What to do → Give back every line of the material below that has the string "count".
════
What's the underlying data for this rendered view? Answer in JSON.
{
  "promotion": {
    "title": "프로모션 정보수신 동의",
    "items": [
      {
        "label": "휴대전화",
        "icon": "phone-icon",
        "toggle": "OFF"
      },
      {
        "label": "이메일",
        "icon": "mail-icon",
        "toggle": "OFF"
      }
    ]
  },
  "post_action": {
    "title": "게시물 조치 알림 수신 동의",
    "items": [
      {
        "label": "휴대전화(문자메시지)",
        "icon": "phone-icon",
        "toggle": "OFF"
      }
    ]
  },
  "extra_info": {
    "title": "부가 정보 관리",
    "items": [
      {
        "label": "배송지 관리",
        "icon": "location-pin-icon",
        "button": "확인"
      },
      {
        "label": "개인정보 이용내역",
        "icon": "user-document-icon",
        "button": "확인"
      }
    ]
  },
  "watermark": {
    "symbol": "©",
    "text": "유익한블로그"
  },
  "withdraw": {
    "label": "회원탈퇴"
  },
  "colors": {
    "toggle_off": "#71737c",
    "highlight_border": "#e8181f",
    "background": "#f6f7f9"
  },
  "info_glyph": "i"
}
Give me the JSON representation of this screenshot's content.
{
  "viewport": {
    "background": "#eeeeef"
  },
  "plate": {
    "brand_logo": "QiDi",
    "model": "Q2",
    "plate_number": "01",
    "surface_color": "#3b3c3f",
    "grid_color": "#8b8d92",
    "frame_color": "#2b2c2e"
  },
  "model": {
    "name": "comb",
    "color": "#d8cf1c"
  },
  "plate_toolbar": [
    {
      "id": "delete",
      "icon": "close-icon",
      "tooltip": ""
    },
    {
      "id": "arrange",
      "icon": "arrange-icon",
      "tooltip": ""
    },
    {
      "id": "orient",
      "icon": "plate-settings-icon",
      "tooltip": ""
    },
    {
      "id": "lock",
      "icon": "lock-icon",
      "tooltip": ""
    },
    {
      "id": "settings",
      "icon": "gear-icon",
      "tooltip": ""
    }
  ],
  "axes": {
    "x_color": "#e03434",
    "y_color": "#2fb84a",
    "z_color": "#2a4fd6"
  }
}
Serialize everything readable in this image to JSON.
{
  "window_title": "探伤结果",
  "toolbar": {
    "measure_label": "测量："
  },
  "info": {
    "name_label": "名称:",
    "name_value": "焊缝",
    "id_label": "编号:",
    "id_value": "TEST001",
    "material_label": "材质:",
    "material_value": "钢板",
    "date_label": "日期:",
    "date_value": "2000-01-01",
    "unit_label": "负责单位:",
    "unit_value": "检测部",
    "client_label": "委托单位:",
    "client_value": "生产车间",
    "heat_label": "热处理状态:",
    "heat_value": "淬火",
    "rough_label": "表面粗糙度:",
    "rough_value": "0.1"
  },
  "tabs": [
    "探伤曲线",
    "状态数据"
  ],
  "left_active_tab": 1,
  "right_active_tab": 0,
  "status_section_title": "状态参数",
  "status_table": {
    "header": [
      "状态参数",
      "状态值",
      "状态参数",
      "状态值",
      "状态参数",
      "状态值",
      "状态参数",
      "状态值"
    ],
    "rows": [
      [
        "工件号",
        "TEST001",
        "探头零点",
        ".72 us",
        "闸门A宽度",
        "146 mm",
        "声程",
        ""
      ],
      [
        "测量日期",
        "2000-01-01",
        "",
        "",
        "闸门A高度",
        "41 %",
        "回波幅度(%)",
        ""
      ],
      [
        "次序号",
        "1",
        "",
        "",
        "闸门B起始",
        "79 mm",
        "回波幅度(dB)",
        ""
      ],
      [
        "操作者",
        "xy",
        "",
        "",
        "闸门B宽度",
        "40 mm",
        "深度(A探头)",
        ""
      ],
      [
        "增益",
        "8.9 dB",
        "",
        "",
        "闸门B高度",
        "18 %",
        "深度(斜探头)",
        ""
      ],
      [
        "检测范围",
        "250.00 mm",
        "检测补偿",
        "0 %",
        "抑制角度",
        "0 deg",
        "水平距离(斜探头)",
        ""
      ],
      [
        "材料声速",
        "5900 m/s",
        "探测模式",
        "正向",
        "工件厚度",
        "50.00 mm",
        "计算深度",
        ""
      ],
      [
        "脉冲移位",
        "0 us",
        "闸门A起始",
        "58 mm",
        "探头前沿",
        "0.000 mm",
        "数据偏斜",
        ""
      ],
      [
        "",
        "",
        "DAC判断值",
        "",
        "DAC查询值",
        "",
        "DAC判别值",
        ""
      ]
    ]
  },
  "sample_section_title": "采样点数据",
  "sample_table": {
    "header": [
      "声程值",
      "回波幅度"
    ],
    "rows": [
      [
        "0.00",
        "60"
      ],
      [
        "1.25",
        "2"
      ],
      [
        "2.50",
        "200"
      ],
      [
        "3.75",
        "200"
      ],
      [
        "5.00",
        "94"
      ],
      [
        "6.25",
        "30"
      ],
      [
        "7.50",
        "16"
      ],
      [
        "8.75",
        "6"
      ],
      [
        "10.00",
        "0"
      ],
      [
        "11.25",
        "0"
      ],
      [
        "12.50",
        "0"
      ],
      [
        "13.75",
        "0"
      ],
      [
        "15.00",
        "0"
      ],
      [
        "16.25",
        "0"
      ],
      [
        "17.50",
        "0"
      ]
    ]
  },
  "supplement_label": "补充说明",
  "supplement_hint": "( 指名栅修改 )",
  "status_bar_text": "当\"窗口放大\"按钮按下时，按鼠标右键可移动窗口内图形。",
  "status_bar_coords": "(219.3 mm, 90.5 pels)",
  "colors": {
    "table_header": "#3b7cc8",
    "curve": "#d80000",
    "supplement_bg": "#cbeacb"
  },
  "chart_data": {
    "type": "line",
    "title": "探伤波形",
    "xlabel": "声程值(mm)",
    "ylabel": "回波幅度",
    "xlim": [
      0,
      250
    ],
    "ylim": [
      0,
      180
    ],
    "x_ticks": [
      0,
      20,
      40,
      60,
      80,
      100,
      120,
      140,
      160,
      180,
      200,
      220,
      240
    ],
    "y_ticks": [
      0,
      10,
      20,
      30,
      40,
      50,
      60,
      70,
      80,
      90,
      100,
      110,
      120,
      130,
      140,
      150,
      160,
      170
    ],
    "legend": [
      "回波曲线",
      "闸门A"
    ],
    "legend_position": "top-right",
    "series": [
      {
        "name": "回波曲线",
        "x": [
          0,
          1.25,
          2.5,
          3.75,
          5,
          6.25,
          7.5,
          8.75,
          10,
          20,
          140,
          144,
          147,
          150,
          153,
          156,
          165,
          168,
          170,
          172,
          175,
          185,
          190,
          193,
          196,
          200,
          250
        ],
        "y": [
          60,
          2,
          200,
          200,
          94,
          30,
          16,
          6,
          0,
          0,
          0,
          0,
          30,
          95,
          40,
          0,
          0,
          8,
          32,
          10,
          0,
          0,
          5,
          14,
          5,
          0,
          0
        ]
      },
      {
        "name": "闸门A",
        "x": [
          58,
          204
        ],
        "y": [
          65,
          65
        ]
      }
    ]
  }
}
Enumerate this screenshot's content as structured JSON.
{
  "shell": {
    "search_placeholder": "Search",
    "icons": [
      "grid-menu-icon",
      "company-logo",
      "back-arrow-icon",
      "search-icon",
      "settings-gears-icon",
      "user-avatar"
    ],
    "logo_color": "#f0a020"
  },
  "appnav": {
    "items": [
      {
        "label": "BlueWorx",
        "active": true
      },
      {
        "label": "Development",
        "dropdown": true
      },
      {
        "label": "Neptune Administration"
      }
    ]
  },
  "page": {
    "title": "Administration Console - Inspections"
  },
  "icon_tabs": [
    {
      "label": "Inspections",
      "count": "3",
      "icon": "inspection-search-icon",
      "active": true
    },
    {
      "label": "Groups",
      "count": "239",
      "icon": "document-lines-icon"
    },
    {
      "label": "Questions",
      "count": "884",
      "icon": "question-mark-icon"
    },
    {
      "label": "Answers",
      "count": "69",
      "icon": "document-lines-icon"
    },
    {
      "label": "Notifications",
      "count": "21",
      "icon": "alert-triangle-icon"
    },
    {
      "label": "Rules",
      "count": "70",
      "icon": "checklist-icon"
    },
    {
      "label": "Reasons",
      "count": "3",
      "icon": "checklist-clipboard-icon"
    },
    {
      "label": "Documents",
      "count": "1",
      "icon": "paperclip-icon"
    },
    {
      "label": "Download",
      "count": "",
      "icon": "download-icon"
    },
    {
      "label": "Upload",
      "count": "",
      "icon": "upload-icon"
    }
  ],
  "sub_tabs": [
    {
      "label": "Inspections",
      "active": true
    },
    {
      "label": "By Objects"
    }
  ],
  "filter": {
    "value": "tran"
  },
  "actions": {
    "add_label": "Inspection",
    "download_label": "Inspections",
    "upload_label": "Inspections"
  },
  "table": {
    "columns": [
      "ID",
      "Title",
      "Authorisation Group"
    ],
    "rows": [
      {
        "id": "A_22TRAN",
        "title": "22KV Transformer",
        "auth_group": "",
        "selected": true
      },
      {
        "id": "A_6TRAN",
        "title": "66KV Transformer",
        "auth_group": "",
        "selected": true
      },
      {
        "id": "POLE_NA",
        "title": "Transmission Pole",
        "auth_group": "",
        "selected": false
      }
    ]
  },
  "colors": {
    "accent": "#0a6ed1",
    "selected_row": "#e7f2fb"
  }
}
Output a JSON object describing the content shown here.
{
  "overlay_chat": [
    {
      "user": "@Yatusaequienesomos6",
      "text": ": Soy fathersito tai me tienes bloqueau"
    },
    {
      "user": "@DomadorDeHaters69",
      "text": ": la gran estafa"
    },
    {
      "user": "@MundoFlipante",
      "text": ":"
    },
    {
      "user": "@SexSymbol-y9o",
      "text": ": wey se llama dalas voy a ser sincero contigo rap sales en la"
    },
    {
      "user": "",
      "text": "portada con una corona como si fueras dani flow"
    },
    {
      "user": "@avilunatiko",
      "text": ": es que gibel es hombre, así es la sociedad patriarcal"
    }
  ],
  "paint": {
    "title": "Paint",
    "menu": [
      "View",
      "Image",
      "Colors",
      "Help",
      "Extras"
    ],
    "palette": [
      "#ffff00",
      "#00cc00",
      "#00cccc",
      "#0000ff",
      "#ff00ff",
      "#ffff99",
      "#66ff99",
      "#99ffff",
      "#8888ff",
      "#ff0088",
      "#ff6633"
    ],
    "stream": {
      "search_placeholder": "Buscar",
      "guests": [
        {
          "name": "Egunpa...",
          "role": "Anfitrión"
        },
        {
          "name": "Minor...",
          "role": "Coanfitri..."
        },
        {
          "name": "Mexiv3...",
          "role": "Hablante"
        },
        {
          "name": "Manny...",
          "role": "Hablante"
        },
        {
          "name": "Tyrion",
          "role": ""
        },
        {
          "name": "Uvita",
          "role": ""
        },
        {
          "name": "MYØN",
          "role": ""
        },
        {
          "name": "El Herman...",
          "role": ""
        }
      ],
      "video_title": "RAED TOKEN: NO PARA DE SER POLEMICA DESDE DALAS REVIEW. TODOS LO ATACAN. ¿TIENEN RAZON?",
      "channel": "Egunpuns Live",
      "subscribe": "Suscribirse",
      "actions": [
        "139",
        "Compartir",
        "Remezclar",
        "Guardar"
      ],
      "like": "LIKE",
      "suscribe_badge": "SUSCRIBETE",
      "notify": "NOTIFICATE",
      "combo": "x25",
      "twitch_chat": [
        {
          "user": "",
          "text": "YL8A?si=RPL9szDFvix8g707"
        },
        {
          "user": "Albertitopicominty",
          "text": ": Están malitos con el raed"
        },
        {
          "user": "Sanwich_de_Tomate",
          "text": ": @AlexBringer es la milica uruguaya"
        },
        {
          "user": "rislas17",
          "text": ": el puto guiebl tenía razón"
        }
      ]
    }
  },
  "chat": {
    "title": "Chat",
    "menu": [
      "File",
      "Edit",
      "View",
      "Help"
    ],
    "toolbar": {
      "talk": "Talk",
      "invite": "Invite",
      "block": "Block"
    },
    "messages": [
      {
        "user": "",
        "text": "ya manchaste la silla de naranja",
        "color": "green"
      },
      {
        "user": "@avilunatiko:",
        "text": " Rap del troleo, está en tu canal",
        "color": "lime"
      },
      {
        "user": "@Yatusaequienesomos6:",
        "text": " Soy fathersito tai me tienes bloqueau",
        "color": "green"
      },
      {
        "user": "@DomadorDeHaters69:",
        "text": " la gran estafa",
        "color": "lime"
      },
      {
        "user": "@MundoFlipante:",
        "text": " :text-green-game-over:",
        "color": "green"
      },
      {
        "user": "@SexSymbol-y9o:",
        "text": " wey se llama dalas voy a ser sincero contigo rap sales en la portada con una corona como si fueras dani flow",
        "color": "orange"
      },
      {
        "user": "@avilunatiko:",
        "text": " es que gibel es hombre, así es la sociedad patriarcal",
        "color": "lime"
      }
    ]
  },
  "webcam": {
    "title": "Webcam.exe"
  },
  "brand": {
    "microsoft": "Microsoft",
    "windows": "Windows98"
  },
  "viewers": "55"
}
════
Task answer →
      "count": "3",
      "count": "239",
      "count": "884",
      "count": "69",
      "count": "21",
      "count": "70",
      "count": "3",
      "count": "1",
      "count": "",
      "count": "",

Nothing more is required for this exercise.